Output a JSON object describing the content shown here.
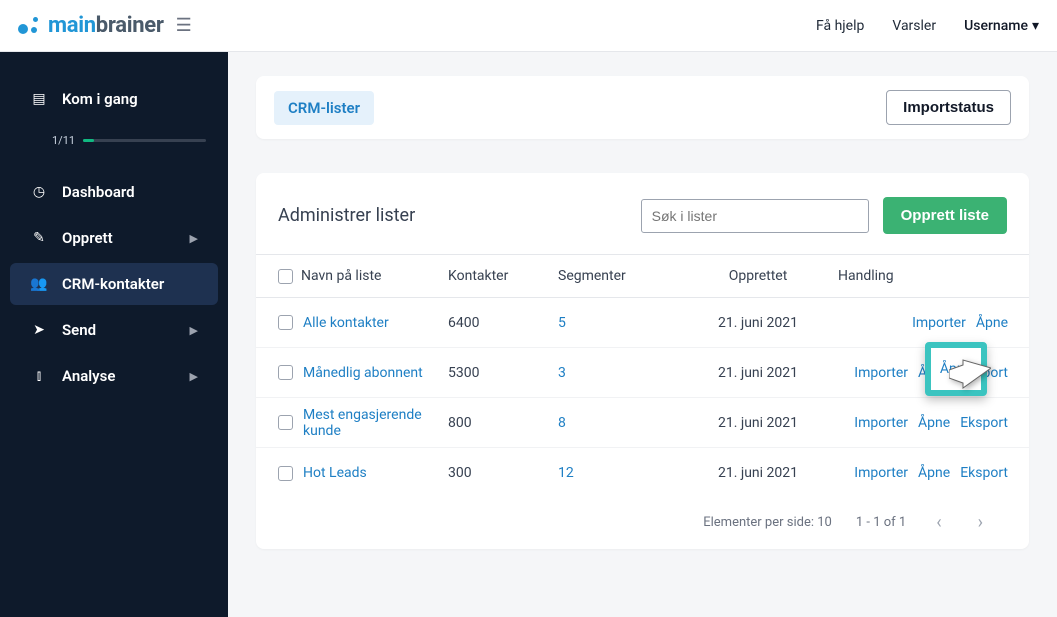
{
  "topbar": {
    "logo_main": "main",
    "logo_brainer": "brainer",
    "help": "Få hjelp",
    "alerts": "Varsler",
    "username": "Username"
  },
  "sidebar": {
    "getstarted": "Kom i gang",
    "progress": "1/11",
    "items": [
      {
        "icon": "gauge",
        "label": "Dashboard",
        "arrow": false
      },
      {
        "icon": "pencil",
        "label": "Opprett",
        "arrow": true
      },
      {
        "icon": "users",
        "label": "CRM-kontakter",
        "arrow": false,
        "active": true
      },
      {
        "icon": "plane",
        "label": "Send",
        "arrow": true
      },
      {
        "icon": "chart",
        "label": "Analyse",
        "arrow": true
      }
    ]
  },
  "tabs": {
    "lists": "CRM-lister",
    "importstatus": "Importstatus"
  },
  "table": {
    "title": "Administrer lister",
    "search_placeholder": "Søk i lister",
    "create": "Opprett liste",
    "columns": {
      "name": "Navn på liste",
      "contacts": "Kontakter",
      "segments": "Segmenter",
      "created": "Opprettet",
      "actions": "Handling"
    },
    "action_labels": {
      "import": "Importer",
      "open": "Åpne",
      "export": "Eksport"
    },
    "rows": [
      {
        "name": "Alle kontakter",
        "contacts": "6400",
        "segments": "5",
        "created": "21. juni 2021",
        "has_export": false
      },
      {
        "name": "Månedlig abonnent",
        "contacts": "5300",
        "segments": "3",
        "created": "21. juni 2021",
        "has_export": true,
        "highlight": true
      },
      {
        "name": "Mest engasjerende kunde",
        "contacts": "800",
        "segments": "8",
        "created": "21. juni 2021",
        "has_export": true
      },
      {
        "name": "Hot Leads",
        "contacts": "300",
        "segments": "12",
        "created": "21. juni 2021",
        "has_export": true
      }
    ],
    "pager": {
      "per_side": "Elementer per side: 10",
      "range": "1 - 1 of 1"
    }
  }
}
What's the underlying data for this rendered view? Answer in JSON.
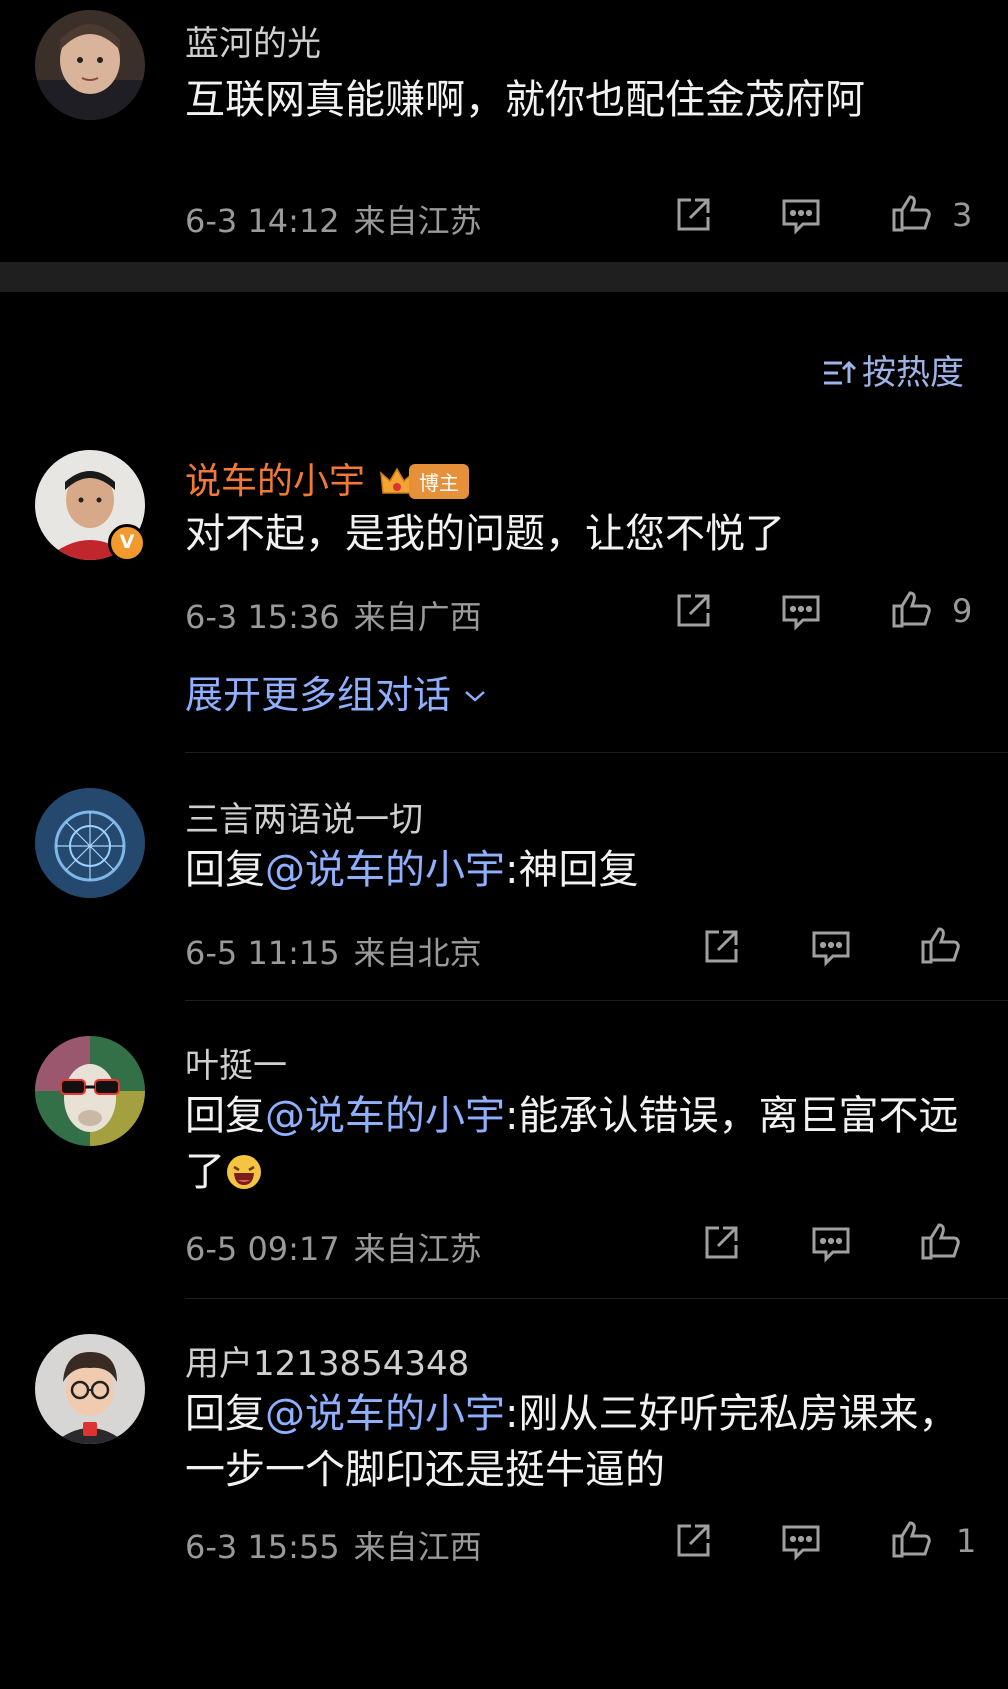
{
  "sort_label": "按热度",
  "expand_label": "展开更多组对话",
  "comments": [
    {
      "username": "蓝河的光",
      "text": "互联网真能赚啊，就你也配住金茂府阿",
      "time": "6-3 14:12",
      "location": "来自江苏",
      "likes": "3"
    },
    {
      "username": "说车的小宇",
      "badge": "博主",
      "text": "对不起，是我的问题，让您不悦了",
      "time": "6-3 15:36",
      "location": "来自广西",
      "likes": "9"
    },
    {
      "username": "三言两语说一切",
      "reply_prefix": "回复",
      "mention": "@说车的小宇",
      "text": ":神回复",
      "time": "6-5 11:15",
      "location": "来自北京"
    },
    {
      "username": "叶挺一",
      "reply_prefix": "回复",
      "mention": "@说车的小宇",
      "text": ":能承认错误，离巨富不远了",
      "time": "6-5 09:17",
      "location": "来自江苏"
    },
    {
      "username": "用户1213854348",
      "reply_prefix": "回复",
      "mention": "@说车的小宇",
      "text": ":刚从三好听完私房课来，一步一个脚印还是挺牛逼的",
      "time": "6-3 15:55",
      "location": "来自江西",
      "likes": "1"
    }
  ],
  "colors": {
    "background": "#000000",
    "divider": "#1f1f1f",
    "author_name": "#f07a35",
    "mention": "#8fb0ff",
    "meta": "#9a9a9a"
  },
  "icons": [
    "share-icon",
    "comment-icon",
    "like-icon",
    "sort-icon",
    "chevron-down-icon",
    "crown-icon",
    "verified-icon",
    "laughing-emoji-icon"
  ]
}
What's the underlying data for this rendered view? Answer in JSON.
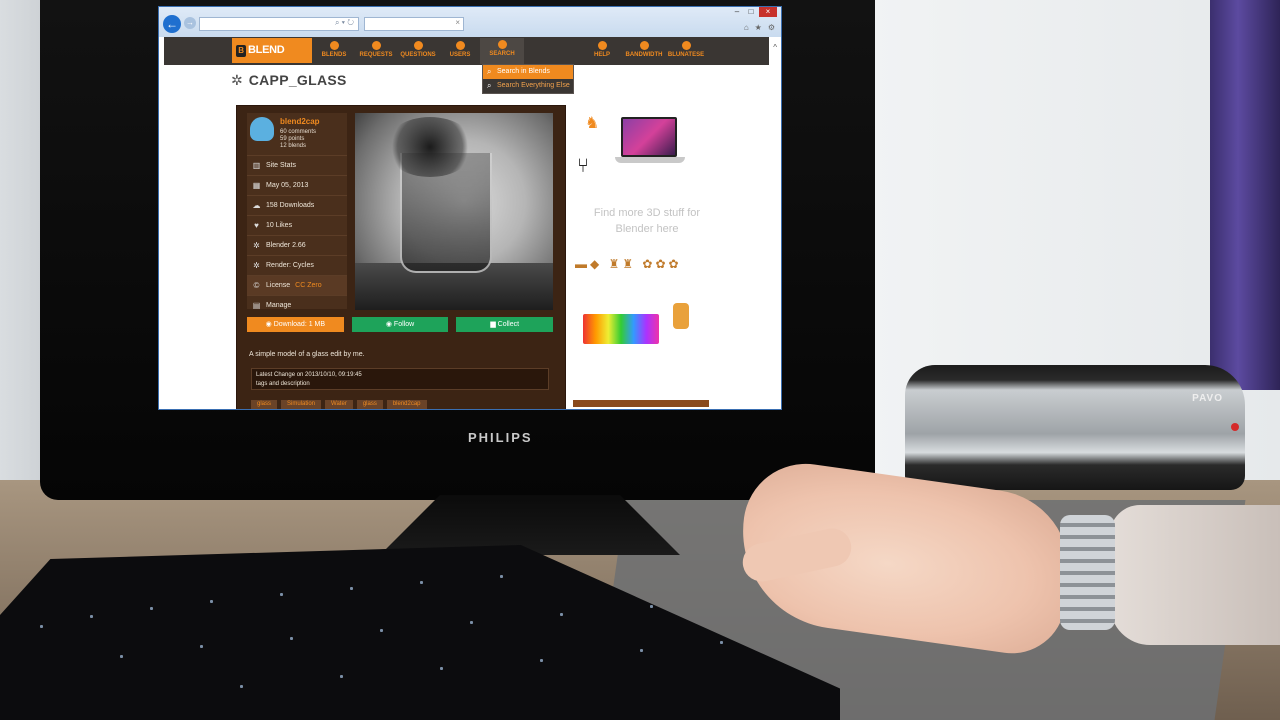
{
  "browser": {
    "back_glyph": "←",
    "forward_glyph": "→",
    "address_icons": "⌕ ▾ ↻",
    "tab_close": "×",
    "window_controls": [
      "–",
      "□",
      "×"
    ],
    "toolbar_icons": [
      "⌂",
      "★",
      "⚙"
    ]
  },
  "site": {
    "logo_mark": "B",
    "logo_text": "BLEND SWAP",
    "nav": [
      {
        "label": "BLENDS",
        "icon": "blend-icon"
      },
      {
        "label": "REQUESTS",
        "icon": "request-icon"
      },
      {
        "label": "QUESTIONS",
        "icon": "question-icon"
      },
      {
        "label": "USERS",
        "icon": "users-icon"
      },
      {
        "label": "SEARCH",
        "icon": "search-icon"
      },
      {
        "label": "HELP",
        "icon": "help-icon"
      },
      {
        "label": "BANDWIDTH",
        "icon": "bandwidth-icon"
      },
      {
        "label": "BLUNATESE",
        "icon": "user-icon"
      }
    ],
    "search_dropdown": [
      "Search in Blends",
      "Search Everything Else"
    ]
  },
  "blend": {
    "title": "CAPP_GLASS",
    "user": {
      "name": "blend2cap",
      "comments": "60 comments",
      "points": "59 points",
      "blends": "12 blends"
    },
    "stats": [
      {
        "icon": "chart-icon",
        "glyph": "▥",
        "label": "Site Stats"
      },
      {
        "icon": "calendar-icon",
        "glyph": "▦",
        "label": "May 05, 2013"
      },
      {
        "icon": "cloud-download-icon",
        "glyph": "☁",
        "label": "158 Downloads"
      },
      {
        "icon": "heart-icon",
        "glyph": "♥",
        "label": "10 Likes"
      },
      {
        "icon": "blender-icon",
        "glyph": "✲",
        "label": "Blender 2.66"
      },
      {
        "icon": "render-icon",
        "glyph": "✲",
        "label": "Render: Cycles"
      }
    ],
    "license_label": "License",
    "license_value": "CC Zero",
    "manage_label": "Manage",
    "download_btn": "Download: 1 MB",
    "follow_btn": "Follow",
    "collect_btn": "Collect",
    "description": "A simple model of a glass edit by me.",
    "change_line1": "Latest Change on 2013/10/10, 09:19:45",
    "change_line2": "tags and description",
    "tags": [
      "glass",
      "Simulation",
      "Water",
      "glass",
      "blend2cap"
    ]
  },
  "ad": {
    "text": "Find more 3D stuff for Blender here"
  },
  "hardware": {
    "monitor_brand": "PHILIPS",
    "laminator_brand": "PAVO"
  }
}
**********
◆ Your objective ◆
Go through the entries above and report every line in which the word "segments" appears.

◆ Response ◆
      "segments": "Segmenter",
        "segments": "5",
        "segments": "3",
        "segments": "8",
        "segments": "12",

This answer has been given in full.